Return a copy of every line in the data below that contains "image".

=== RECORDS TO USE ===

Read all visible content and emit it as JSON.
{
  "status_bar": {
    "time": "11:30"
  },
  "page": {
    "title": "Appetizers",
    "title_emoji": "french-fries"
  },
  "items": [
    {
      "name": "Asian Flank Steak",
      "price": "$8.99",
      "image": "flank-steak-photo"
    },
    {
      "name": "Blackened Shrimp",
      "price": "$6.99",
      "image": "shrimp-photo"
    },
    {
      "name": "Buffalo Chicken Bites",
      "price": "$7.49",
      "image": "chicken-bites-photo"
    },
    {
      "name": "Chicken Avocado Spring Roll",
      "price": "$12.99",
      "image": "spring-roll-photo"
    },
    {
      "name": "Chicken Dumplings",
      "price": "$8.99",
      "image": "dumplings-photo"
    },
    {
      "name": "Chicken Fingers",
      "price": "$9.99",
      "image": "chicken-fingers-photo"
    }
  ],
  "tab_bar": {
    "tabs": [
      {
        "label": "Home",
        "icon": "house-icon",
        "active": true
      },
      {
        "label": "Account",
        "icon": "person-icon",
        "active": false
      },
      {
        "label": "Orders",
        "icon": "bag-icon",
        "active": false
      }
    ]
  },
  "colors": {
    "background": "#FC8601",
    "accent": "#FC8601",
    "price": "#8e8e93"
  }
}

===
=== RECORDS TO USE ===

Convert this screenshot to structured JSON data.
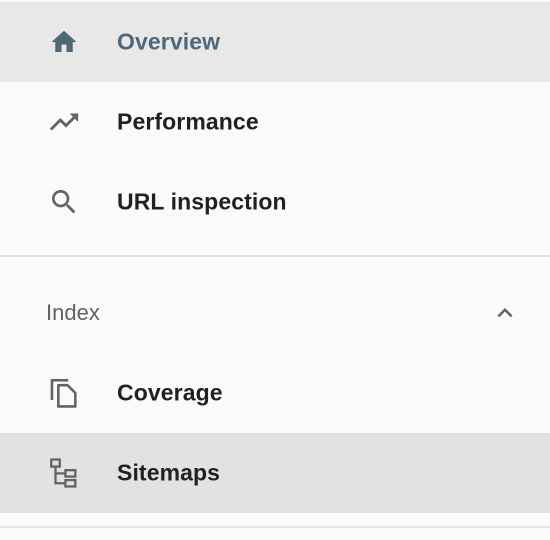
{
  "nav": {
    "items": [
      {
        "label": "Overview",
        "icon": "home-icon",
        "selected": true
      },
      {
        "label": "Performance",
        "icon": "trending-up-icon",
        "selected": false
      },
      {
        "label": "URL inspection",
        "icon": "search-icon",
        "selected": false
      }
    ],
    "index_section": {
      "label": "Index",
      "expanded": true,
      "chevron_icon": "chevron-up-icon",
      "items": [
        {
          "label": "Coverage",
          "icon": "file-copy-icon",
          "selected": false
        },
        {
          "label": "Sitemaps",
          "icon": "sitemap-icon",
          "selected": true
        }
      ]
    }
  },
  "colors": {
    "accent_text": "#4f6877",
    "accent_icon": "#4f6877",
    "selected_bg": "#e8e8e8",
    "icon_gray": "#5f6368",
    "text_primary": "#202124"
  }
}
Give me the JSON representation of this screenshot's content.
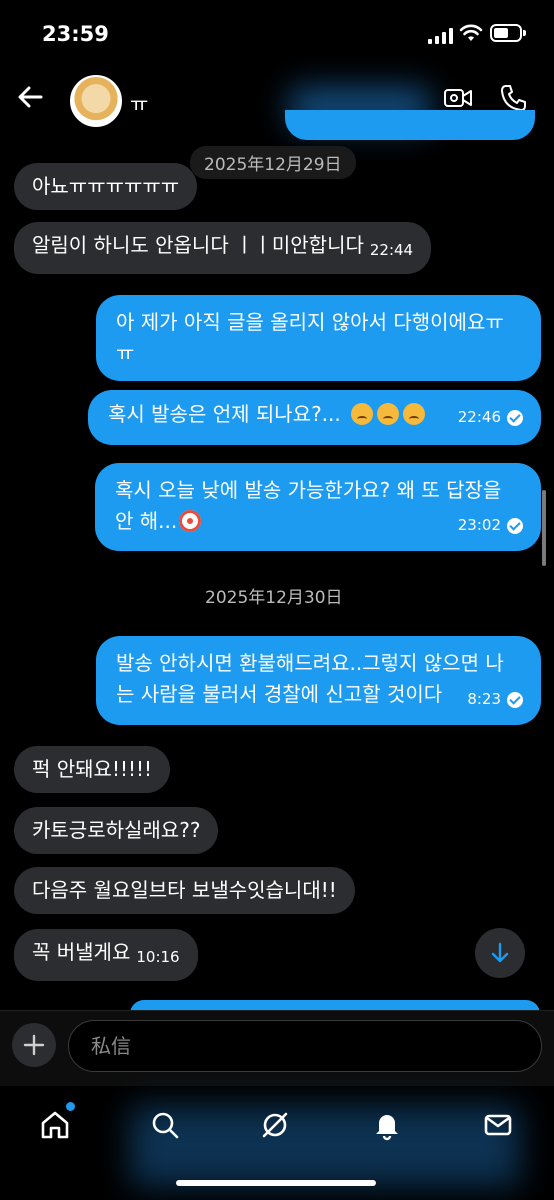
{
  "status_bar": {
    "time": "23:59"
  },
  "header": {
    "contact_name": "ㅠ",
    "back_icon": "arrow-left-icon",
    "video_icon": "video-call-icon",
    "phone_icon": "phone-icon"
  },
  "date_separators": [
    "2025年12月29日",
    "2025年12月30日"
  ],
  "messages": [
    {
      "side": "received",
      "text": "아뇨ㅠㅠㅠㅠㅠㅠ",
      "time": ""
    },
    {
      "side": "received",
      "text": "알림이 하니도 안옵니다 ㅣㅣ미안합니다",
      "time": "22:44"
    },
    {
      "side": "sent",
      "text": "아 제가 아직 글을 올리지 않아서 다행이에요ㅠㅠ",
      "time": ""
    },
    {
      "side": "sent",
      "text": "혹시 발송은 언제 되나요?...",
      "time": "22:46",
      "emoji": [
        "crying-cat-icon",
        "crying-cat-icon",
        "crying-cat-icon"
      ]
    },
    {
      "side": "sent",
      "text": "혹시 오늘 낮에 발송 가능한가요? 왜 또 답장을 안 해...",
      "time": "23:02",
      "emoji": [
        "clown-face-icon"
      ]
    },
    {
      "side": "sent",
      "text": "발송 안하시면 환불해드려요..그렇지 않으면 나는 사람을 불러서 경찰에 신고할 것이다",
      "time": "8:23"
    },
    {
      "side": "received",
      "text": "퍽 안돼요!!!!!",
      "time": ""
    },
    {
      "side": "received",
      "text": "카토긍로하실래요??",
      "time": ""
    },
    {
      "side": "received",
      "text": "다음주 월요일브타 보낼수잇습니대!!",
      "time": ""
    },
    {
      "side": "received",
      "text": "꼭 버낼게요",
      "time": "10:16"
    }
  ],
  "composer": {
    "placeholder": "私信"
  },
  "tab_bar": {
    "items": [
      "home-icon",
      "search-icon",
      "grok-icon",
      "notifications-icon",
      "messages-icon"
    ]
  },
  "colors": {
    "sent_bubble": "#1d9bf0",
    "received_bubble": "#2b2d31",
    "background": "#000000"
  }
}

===

### [ANSWER SECTION]
      "image": "flank-steak-photo"
      "image": "shrimp-photo"
      "image": "chicken-bites-photo"
      "image": "spring-roll-photo"
      "image": "dumplings-photo"
      "image": "chicken-fingers-photo"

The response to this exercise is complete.